From the blurb: “Together they embark upon a physical and emotional journey where they discover that breaking free of old habits may be the only way to change your life.”
I fully recognize the fact that “tall, dark, and attractive lady killer” meeting and falling for a shy, socially awkward girl has been beaten nearly to death in lesfic. And that is precisely why I waited so long to read this book. It kept sneaking up on me as “recommended for you” while online book shopping and the blurb just didn’t grab me so I kept almost buying it. I am so very glad that I eventually did, as this has become one of my favorite “give me good feelings about life” books.
The plot centers around Regan, a shy computer geek/gamer that meets Mel Raines in a straight bar at the opening of the book. Neither of them wants to be there, and no one is surprised more than Regan when the gorgeous queen of one-night stands hits on her. They spend the night flirting and almost end up going to bed.
What you would expect to happen happens. Mel gets freaked out because she actually likes Regan and almost takes too long to call her back. When Mel’s partner gets shot in front of her, she turns to her new friend, who welcomes her with open arms and suggests an old fashioned American road trip to help Mel sort out what she wants out of life.
Doesn’t that sound like a horrible idea? These two are barely dating and decide to take off together on a very long road trip while dealing with some rather impressive insecurities and baggage. It really should be a bad idea. And it should really bother me that they get together so quickly, as that usually drives me batty in other books.

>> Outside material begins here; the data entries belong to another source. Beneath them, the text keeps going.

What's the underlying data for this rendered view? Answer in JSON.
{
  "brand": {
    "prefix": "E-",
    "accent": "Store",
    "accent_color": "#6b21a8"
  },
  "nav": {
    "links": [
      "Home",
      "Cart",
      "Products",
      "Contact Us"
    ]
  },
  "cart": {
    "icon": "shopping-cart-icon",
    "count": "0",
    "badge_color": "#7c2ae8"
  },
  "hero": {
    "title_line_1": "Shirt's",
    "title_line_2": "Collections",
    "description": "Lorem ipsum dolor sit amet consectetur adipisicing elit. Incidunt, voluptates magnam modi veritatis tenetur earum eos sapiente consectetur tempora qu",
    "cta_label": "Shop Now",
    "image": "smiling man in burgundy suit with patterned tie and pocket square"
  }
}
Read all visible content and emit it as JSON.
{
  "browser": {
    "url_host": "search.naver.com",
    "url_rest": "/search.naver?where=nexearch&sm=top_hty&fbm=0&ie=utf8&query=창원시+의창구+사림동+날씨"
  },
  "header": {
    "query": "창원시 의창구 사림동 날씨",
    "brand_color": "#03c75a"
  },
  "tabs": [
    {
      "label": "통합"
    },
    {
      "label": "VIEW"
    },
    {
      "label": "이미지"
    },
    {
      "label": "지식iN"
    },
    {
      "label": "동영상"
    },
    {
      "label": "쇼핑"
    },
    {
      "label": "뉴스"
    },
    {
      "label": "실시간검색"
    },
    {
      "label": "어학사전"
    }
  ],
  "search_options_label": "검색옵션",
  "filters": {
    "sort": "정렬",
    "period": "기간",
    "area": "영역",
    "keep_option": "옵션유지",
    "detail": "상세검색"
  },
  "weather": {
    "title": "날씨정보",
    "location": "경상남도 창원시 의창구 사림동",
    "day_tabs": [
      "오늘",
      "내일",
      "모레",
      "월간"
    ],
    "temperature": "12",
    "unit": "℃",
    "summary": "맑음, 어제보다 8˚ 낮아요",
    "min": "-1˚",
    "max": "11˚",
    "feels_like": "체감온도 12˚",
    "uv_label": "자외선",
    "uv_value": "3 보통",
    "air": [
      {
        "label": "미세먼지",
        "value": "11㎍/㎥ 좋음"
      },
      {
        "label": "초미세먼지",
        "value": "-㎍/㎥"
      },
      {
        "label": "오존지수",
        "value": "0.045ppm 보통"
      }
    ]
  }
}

Somehow, the relationship in this book comes across as sweet instead of clingy, and O’Brien does such a good job of letting us in, that you really do want this couple to work.
Yes they both have insecurities and there are some pretty monumental daddy issues to overcome. What I love about this book most is how they work through their problems together. What a concept! At one point in the story, Regan even brings up the fact that too many times in movies and books, emotional roadblocks are thrown into relationships, causing everyone to run away in angst-ridden clouds of discontent. Even a self-proclaimed lover of angst such as myself can’t begrudge their adorable happiness.
They both have baggage and idiosyncrasies, but it’s complementary baggage. And throughout the book, you really do believe they’re going to make it and that they have both made each other better people by accepting each other exactly how they are. And isn’t that what everyone is really looking for?